By so concluding, we stress that our holding is not meant to imply that appellant should prevail on the merits of her claim. Rather, our holding is limited to a determination that, because appellant sustained her pretrial burden of proof, she should be entitled to present her case to a factfinder.
Order reversed; case remanded; jurisdiction relinquished.
DISSENTING OPINION BY POPOVICH, J.:
Filed September 9, 1997
I respectfully disagree with the majority's Conclusion that there is sufficient evidence tending to show that appellant suffered "serious injury," i.e., serious impairment of body function. While I agree that appellant submitted sufficient evidence to support her claim that she sustained an impairment to the use of her back, left arm and left leg, I cannot find that such impairment was "serious." Rather, the evidence tends to show that the consequences of appellant's injury have not had a serious impact for an extended time on her life. Appellant's normal activities have not been curtailed significantly since the accident. In fact, as the majority notes, the evidence reveals that prior to the accident, appellant was unemployed and that during her recovery she was seeking employment. Approximately fifteen months after the accident, she was employed as a medical transcriber. She testified that she is able to sit at the computer for eight to nine hours per day and that she works approximately forty hours per week. While appellant experiences pain while performing her work duties, the pain does not stop her from engaging in these duties. She identified no restrictions imposed by her physician on her work duties. *fn1 Moreover, appellant claimed that she no longer engages in recreational gardening or restoring her home. However, she identified no restrictions imposed by her physician on these activities. Dodson v. Elvey, 445 Pa. Super. 479, 665 A.2d 1223 (1995), allocatur granted, 544 Pa. 608, 674 A.2d 1072 (1996) (finding no serious impairment where appellant no longer engaged in bowling, weightlifting or softball, but physician never imposed restrictions on these activities). She admits that she engages in aerobic exercise approximately three times per week. Also, treatment during appellant's period of recovery involved anti-inflammatory medications, physical therapy, ice, ultrasound, acupuncture and an injection. Appellant has not been hospitalized nor has her injury required surgery. She has not worn a collar, brace or prosthetic device following the accident. Murray v. McCann, 442 Pa. Super. 30, 658 A.2d 404 (1995). The record contains a medical report from Jon J. Glass, M.D., who examined appellant on February 24, 1996. He found that, on the day of the examination, there were no abnormalities present and that there were no limitations in appellant's range of motion. He stated that in his medical opinion "Ms. Leonelli's reported injuries, as a result of the motor vehicle accident, have resolved completely. No further treatment is necessary or recommended. There is no permanent impairment as a result of the accident."

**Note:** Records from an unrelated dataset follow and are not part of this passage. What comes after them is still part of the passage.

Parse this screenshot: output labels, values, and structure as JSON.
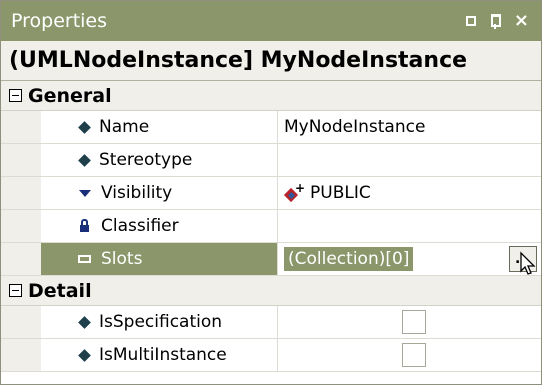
{
  "title": "Properties",
  "object_header": "(UMLNodeInstance] MyNodeInstance",
  "categories": [
    {
      "label": "General",
      "rows": [
        {
          "name": "Name",
          "value": "MyNodeInstance"
        },
        {
          "name": "Stereotype",
          "value": ""
        },
        {
          "name": "Visibility",
          "value": "PUBLIC"
        },
        {
          "name": "Classifier",
          "value": ""
        },
        {
          "name": "Slots",
          "value": "(Collection)[0]",
          "ellipsis": "..."
        }
      ]
    },
    {
      "label": "Detail",
      "rows": [
        {
          "name": "IsSpecification",
          "value": false
        },
        {
          "name": "IsMultiInstance",
          "value": false
        }
      ]
    }
  ],
  "icons": {
    "Name": "property-diamond-icon",
    "Stereotype": "property-diamond-icon",
    "Visibility": "dropdown-triangle-icon",
    "Classifier": "lock-icon",
    "Slots": "collection-icon",
    "IsSpecification": "property-diamond-icon",
    "IsMultiInstance": "property-diamond-icon"
  },
  "colors": {
    "accent": "#8b976a",
    "panel_bg": "#f0efe9"
  }
}
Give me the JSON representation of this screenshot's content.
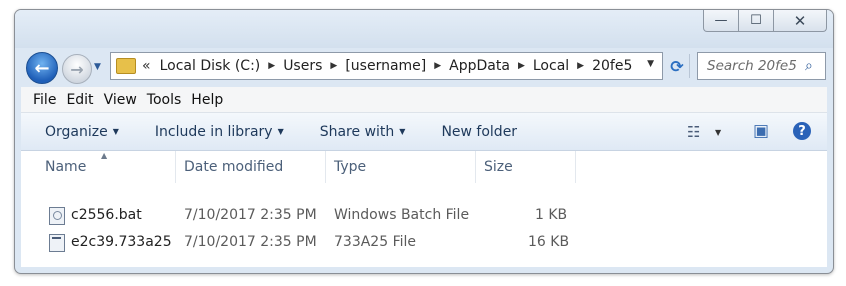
{
  "window": {
    "caption_buttons": {
      "minimize": "—",
      "maximize": "☐",
      "close": "✕"
    }
  },
  "nav": {
    "back_glyph": "←",
    "forward_glyph": "→",
    "dropdown_glyph": "▼",
    "address": {
      "overflow": "«",
      "crumbs": [
        "Local Disk (C:)",
        "Users",
        "[username]",
        "AppData",
        "Local",
        "20fe5"
      ],
      "separator": "▶",
      "dropdown_glyph": "▼"
    },
    "refresh_glyph": "⟳",
    "search": {
      "placeholder": "Search 20fe5",
      "icon": "search-icon",
      "glyph": "⌕"
    }
  },
  "menubar": {
    "items": [
      "File",
      "Edit",
      "View",
      "Tools",
      "Help"
    ]
  },
  "commandbar": {
    "organize": "Organize",
    "include_in_library": "Include in library",
    "share_with": "Share with",
    "new_folder": "New folder",
    "dropdown_glyph": "▼",
    "views_glyph": "☷",
    "preview_glyph": "▣",
    "help_glyph": "?"
  },
  "columns": {
    "name": "Name",
    "date_modified": "Date modified",
    "type": "Type",
    "size": "Size",
    "sort_glyph": "▲"
  },
  "files": [
    {
      "name": "c2556.bat",
      "date": "7/10/2017 2:35 PM",
      "type": "Windows Batch File",
      "size": "1 KB",
      "icon": "batch-file-icon"
    },
    {
      "name": "e2c39.733a25",
      "date": "7/10/2017 2:35 PM",
      "type": "733A25 File",
      "size": "16 KB",
      "icon": "generic-file-icon"
    }
  ],
  "colors": {
    "accent": "#1e395b",
    "window_frame": "#dce7f3",
    "help": "#2a62b8"
  }
}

Based on the foregoing, I believe that the evidence reveals an objectively identifiable injury which has resolved, leaving only slight functional limitations. Although this Court recognizes that subjective complaints of pain may result in a serious impairment of body function, this is not such a case. Dodson, supra. While I do not doubt that appellant experienced pain, I conclude that the record shows no serious interference with her daily life for an extended period of time, and that there is no triable issue of fact that she suffered a minor rather than a serious injury. Accordingly, I respectfully Dissent and would affirm the trial court's grant of summary judgment.